I own a Fender MIM (Made in Mexico) Telecaster guitar, which I believe I bought in 1992-3. I'd always loved the "twangy" country sound of a Tele, as well as knowing that Bruce Springsteen favored it. The fact that everybody and their brother was buying Stratocasters only made it more unique to me. Of course, I'm a pretty crappy player, but that's beside the point.
One thing that always bothered me about the Tele was it had a "hum/crackle" that went away if you touched the volume or tone controls. This is somewhat endemic to the Telecaster, but can be corrected with proper grounding and shielding. I recently decided to get back into playing, but the noise and my previous complete maladjustment of the action (how high the strings are) turned me off to the Tele.
So I borrowed my dad's Gibson Les Paul Studio. Now, this is a damn fine guitar. Probably about ten years old, an actual Gibson instead of the cheaper Epiphone model. A real class axe. Man, do I dislike playing it. It feels like I'm always fighting the guitar. The strings were a mile high, even when I lowered the bridge all the way. My hand sticks to the neck instead of sliding, and my fingers buzz on the strings. It's hard to play sitting down, it's really heavy and an odd shape. I do love the tone and sustain it has, but it was really discouraging to play. So I decided to fix the Tele.
I also wanted to branch out my sound a little. Like I said, I'm a fan of country guitar-pickin', but I wanted something that approached the LP tone, so I researched replacing the pickups. Turns out there were a lot of options out there, but they were also kind of expensive. Further research, however, turned up Bill Lawrence
and his signature Keystone pickups
. I found nothing but praise (Dimebag Darrell was a very satisfied customer) and it was only $62 to replace both! They arrived about ten days after ordering and I started the project.
My original guitar, strung Keith Richards Open-G, 5-string style
Yeah, I'm a Deadhead. Also, when you see it, you will shit bricks.
The original pickups and hardware removed
The new pickups roughly in their cavities
Such sloppy work, lazy Mexican laborers, I'll have to sand down the interior
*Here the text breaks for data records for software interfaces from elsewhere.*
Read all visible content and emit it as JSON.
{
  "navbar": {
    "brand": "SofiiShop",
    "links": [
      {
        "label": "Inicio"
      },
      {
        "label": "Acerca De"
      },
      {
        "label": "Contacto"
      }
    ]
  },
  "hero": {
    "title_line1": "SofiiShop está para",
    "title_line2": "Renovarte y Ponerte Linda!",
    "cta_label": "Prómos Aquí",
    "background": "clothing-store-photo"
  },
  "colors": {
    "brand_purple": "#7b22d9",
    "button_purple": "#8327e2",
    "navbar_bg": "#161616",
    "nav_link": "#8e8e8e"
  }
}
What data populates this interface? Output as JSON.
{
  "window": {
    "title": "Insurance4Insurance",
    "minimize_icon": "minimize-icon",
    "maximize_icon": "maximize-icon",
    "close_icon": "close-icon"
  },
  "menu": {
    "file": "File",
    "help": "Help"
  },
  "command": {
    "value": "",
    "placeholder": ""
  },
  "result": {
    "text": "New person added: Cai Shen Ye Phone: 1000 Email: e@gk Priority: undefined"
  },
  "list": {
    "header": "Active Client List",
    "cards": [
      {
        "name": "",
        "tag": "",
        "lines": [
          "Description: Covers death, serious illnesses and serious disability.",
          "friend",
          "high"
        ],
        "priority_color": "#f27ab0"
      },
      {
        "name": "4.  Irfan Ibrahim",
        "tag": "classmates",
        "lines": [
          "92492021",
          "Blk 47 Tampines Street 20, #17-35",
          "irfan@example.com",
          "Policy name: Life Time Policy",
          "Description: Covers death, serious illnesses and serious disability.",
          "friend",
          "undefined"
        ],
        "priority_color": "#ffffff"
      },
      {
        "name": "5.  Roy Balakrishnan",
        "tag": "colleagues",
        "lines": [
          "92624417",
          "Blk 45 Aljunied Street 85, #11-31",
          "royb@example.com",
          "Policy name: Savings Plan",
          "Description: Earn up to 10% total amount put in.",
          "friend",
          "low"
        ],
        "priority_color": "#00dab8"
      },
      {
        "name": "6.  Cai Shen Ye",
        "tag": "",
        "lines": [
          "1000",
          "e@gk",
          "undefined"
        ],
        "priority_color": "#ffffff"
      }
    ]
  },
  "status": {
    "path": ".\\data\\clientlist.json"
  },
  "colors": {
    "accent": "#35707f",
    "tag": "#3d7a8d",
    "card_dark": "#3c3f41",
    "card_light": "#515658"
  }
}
I line the cavities with copper tape
I glue aluminum foil to the back of the pickguard
The pickups and hardware correctly wired, finally (I had real trouble understanding the schematic, especially with the modifications I was making)
The finished guitar, with Wrangler leather strap I found for $1 at Wal-Mart
No cover on the neck pickup
I swapped the volume and tone controls, replaced the tone with a no-load pot, and put a 4-way pickup selector switch to the rear
The Les Paul, which is de facto
mine now, I guess.
The new pickups sound fantastic, and the 4-way switch has an interesting out-of-phase setting. I'm much happier with the switch out of the way. I'm very glad I made the repair and I'm proud I managed to do it myself.